• **EXERCISE DIRECTIONS**
All the entries that follow are to be returned exactly.
DATA FOR THIS TASK: Begin
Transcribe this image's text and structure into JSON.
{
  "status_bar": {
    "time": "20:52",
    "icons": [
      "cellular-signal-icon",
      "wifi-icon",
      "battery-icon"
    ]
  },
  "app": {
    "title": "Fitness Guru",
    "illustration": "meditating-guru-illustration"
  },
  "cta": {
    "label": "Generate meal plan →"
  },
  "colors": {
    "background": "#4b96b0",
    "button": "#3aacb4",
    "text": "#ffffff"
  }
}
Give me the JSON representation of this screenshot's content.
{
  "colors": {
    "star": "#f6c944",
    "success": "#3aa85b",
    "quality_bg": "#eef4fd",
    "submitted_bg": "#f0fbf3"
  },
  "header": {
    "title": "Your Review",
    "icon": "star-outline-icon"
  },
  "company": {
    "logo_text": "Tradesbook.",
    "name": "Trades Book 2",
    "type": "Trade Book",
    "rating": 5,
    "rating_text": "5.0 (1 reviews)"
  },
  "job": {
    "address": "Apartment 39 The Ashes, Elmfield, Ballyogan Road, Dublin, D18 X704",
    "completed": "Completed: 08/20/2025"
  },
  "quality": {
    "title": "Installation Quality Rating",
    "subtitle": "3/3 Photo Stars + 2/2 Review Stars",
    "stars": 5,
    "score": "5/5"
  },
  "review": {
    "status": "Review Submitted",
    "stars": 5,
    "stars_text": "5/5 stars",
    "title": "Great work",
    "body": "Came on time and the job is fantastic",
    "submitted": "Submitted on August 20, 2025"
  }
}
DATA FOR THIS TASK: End
• **EXERCISE SOLUTION**
Transcribe this image's text and structure into JSON.
{
  "status_bar": {
    "time": "20:52",
    "icons": [
      "cellular-signal-icon",
      "wifi-icon",
      "battery-icon"
    ]
  },
  "app": {
    "title": "Fitness Guru",
    "illustration": "meditating-guru-illustration"
  },
  "cta": {
    "label": "Generate meal plan →"
  },
  "colors": {
    "background": "#4b96b0",
    "button": "#3aacb4",
    "text": "#ffffff"
  }
}
Give me the JSON representation of this screenshot's content.
{
  "colors": {
    "star": "#f6c944",
    "success": "#3aa85b",
    "quality_bg": "#eef4fd",
    "submitted_bg": "#f0fbf3"
  },
  "header": {
    "title": "Your Review",
    "icon": "star-outline-icon"
  },
  "company": {
    "logo_text": "Tradesbook.",
    "name": "Trades Book 2",
    "type": "Trade Book",
    "rating": 5,
    "rating_text": "5.0 (1 reviews)"
  },
  "job": {
    "address": "Apartment 39 The Ashes, Elmfield, Ballyogan Road, Dublin, D18 X704",
    "completed": "Completed: 08/20/2025"
  },
  "quality": {
    "title": "Installation Quality Rating",
    "subtitle": "3/3 Photo Stars + 2/2 Review Stars",
    "stars": 5,
    "score": "5/5"
  },
  "review": {
    "status": "Review Submitted",
    "stars": 5,
    "stars_text": "5/5 stars",
    "title": "Great work",
    "body": "Came on time and the job is fantastic",
    "submitted": "Submitted on August 20, 2025"
  }
}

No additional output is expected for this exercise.